If the concept of a rollable and foldable electronic newspaper is appealing, or a room with electronic wallpaper able to display artwork then switch to become a room-sized TV screen ("surround scene" instead of "surround sound"?), it's possible you may not have to wait many more years.

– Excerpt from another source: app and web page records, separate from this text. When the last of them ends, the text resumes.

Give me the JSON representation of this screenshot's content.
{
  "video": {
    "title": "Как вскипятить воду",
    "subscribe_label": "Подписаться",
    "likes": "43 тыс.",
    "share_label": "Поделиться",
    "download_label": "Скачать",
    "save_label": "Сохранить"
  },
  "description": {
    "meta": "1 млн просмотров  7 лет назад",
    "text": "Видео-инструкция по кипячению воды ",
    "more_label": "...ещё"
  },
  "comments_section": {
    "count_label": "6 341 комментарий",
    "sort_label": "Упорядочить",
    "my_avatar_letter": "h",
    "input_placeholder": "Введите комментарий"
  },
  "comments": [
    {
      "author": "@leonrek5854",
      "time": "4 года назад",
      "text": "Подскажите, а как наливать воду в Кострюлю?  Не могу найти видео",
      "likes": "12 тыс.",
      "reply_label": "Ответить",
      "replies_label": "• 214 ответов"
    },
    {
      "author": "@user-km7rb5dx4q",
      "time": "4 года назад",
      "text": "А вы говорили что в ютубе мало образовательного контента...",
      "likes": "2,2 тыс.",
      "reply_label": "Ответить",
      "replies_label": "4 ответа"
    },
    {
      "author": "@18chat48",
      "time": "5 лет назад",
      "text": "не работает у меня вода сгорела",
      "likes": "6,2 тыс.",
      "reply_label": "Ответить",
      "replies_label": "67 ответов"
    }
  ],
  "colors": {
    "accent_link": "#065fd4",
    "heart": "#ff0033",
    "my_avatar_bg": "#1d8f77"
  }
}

If the concept of a rollable and foldable electronic newspaper is appealing, or a room with electronic wallpaper able to display artwork then switch to become a room-sized TV screen ("surround scene" instead of "surround sound"?), it's possible you may not have to wait many more years. Display technology is changing fast and even as some of us are still grappling with upgrading from CRTs to flat-panel monitors, another generation of displays is already on the horizon. Thin flexible displays—in which (among other technologies) organic light-emitting diodes are fabricated on transparent plastic or metallic foils—will open up an entirely new set of applications and markets, including perhaps the electronic newspaper. These devices are already moving from the research stage into pre-commercial development. What is claimed to be the world's thinnest flexible active-matrix display is shown on this month's cover and you can read more about flexible-display technology and its potential on page 65.

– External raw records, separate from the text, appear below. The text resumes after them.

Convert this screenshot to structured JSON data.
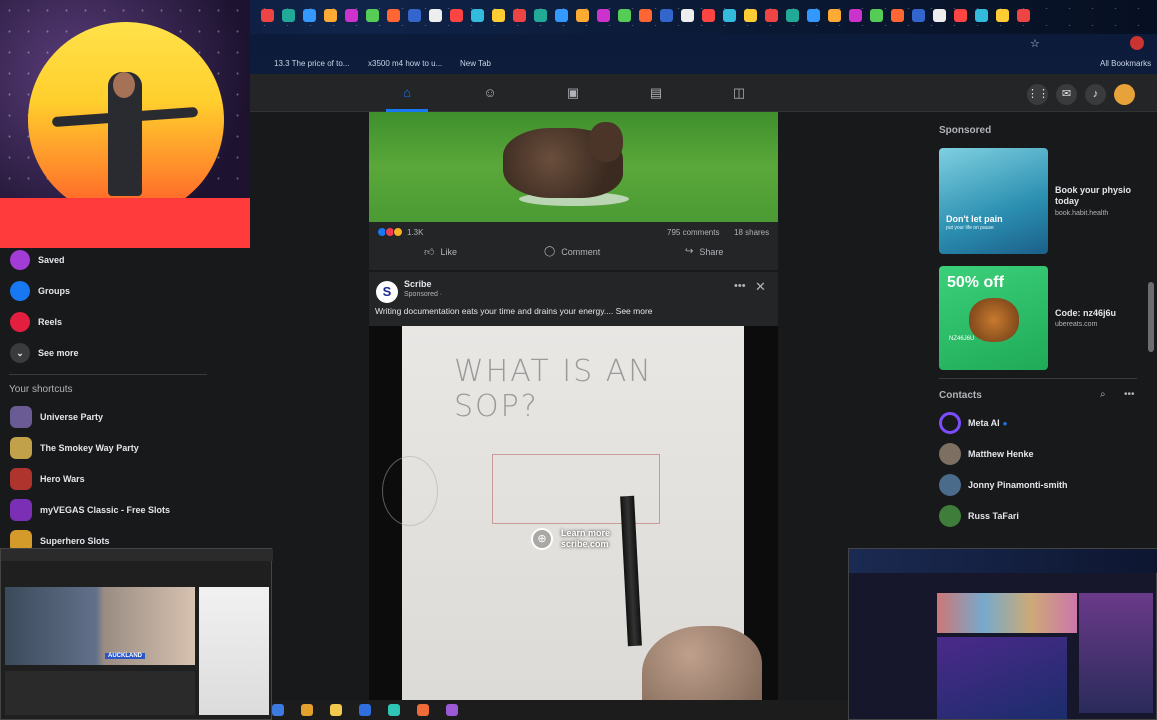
{
  "bookmarks": {
    "items": [
      "13.3 The price of to...",
      "x3500 m4 how to u...",
      "New Tab"
    ],
    "all_bookmarks": "All Bookmarks"
  },
  "feed": {
    "post1": {
      "reactions_count": "1.3K",
      "comments": "795 comments",
      "shares": "18 shares",
      "like": "Like",
      "comment": "Comment",
      "share": "Share"
    },
    "post2": {
      "author": "Scribe",
      "sponsored": "Sponsored · ",
      "text": "Writing documentation eats your time and drains your energy....",
      "see_more": "See more",
      "video_heading": "WHAT IS AN SOP?",
      "learn_more": "Learn more",
      "domain": "scribe.com"
    }
  },
  "sidebar": {
    "items": [
      {
        "label": "Saved",
        "color": "#a33bd6"
      },
      {
        "label": "Groups",
        "color": "#1877f2"
      },
      {
        "label": "Reels",
        "color": "#e41e3f"
      },
      {
        "label": "See more",
        "color": "#3a3b3c"
      }
    ],
    "shortcuts_title": "Your shortcuts",
    "shortcuts": [
      {
        "label": "Universe Party",
        "color": "#6b5b95"
      },
      {
        "label": "The Smokey Way Party",
        "color": "#c2a14b"
      },
      {
        "label": "Hero Wars",
        "color": "#b0342e"
      },
      {
        "label": "myVEGAS Classic - Free Slots",
        "color": "#7a2fb5"
      },
      {
        "label": "Superhero Slots",
        "color": "#d49a2a"
      }
    ]
  },
  "rightrail": {
    "sponsored_title": "Sponsored",
    "ads": [
      {
        "title": "Book your physio today",
        "source": "book.habit.health",
        "image_text": "Don't let pain",
        "image_sub": "put your life on pause"
      },
      {
        "title": "Code: nz46j6u",
        "source": "ubereats.com",
        "image_text": "50% off",
        "image_sub": "NZ46J6U"
      }
    ],
    "contacts_title": "Contacts",
    "contacts": [
      {
        "name": "Meta AI",
        "color": "#7b4dff"
      },
      {
        "name": "Matthew Henke",
        "color": "#7d6f62"
      },
      {
        "name": "Jonny Pinamonti-smith",
        "color": "#4a6b8a"
      },
      {
        "name": "Russ TaFari",
        "color": "#3f7d3a"
      }
    ]
  },
  "overlays": {
    "news_label": "AUCKLAND"
  },
  "colors": {
    "fb_blue": "#1877f2",
    "surface": "#242526",
    "background": "#18191a"
  }
}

At the other end of the imaging chain—capturing the images—developments are no less exciting. On the macro level, spy satellite technology, for example, involves imaging at both infrared and visible wavelengths. In the United States, next-generation space-based IR surveillance satellites are expected to provide warning of missile launches as well as track missiles and guide missile-defense systems, while visible imagery delivers increasingly detailed pictures of battlefields or other areas or interest (see p. 99).

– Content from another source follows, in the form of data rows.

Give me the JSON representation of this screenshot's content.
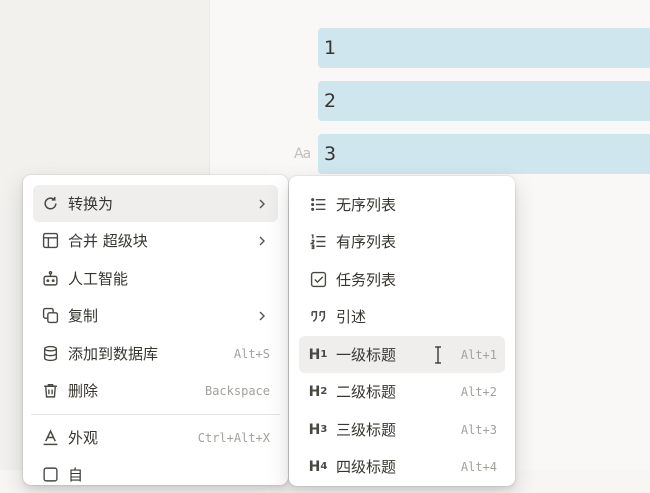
{
  "editor": {
    "blocks": [
      "1",
      "2",
      "3"
    ],
    "text_type_icon": "Aa"
  },
  "context_menu": {
    "items": [
      {
        "label": "转换为",
        "icon": "turn-into-icon",
        "has_submenu": true
      },
      {
        "label": "合并 超级块",
        "icon": "layout-icon",
        "has_submenu": true
      },
      {
        "label": "人工智能",
        "icon": "robot-icon"
      },
      {
        "label": "复制",
        "icon": "copy-icon",
        "has_submenu": true
      },
      {
        "label": "添加到数据库",
        "icon": "database-icon",
        "shortcut": "Alt+S"
      },
      {
        "label": "删除",
        "icon": "trash-icon",
        "shortcut": "Backspace"
      },
      {
        "label": "外观",
        "icon": "text-color-icon",
        "shortcut": "Ctrl+Alt+X"
      },
      {
        "label": "自",
        "icon": "more-icon"
      }
    ]
  },
  "submenu": {
    "items": [
      {
        "label": "无序列表",
        "icon": "bulleted-list-icon"
      },
      {
        "label": "有序列表",
        "icon": "numbered-list-icon"
      },
      {
        "label": "任务列表",
        "icon": "checkbox-icon"
      },
      {
        "label": "引述",
        "icon": "quote-icon"
      },
      {
        "label": "一级标题",
        "icon": "heading-1-icon",
        "shortcut": "Alt+1"
      },
      {
        "label": "二级标题",
        "icon": "heading-2-icon",
        "shortcut": "Alt+2"
      },
      {
        "label": "三级标题",
        "icon": "heading-3-icon",
        "shortcut": "Alt+3"
      },
      {
        "label": "四级标题",
        "icon": "heading-4-icon",
        "shortcut": "Alt+4"
      }
    ]
  },
  "heading_icon_text": {
    "h": "H",
    "n1": "1",
    "n2": "2",
    "n3": "3",
    "n4": "4"
  },
  "colors": {
    "block_bg": "#cfe6ee",
    "highlight": "#efeeec",
    "menu_bg": "#ffffff"
  }
}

Meanwhile, at the micro level, optical imaging in a variety of guises is achieving unprecedented spatial resolution—on the order of a few microns—to deliver biomedical images with the potential to revolutionize the way we can see and study what's happening at a cellular and molecular level in living organisms. A novel fiber-based confocal microscopy technique, for instance, allows in-vivo imaging of microstructures such as cells and microvessels at up to 100 µm below the tissue surface and without damaging any tissue. And in another example, fluorescence molecular tomography can detect nanomolar concentrations of fluorochromes at spatial resolutions of 1 to 2 mm in the case of small animals at penetration depths of several centimeters in the near-IR. The effect that these and other imaging techniques are having on our view of the biological world are detailed in a special biomedical imaging supplement, which follows page 76.
Stephen G. Anderson
Associate Publisher/Editor in Chief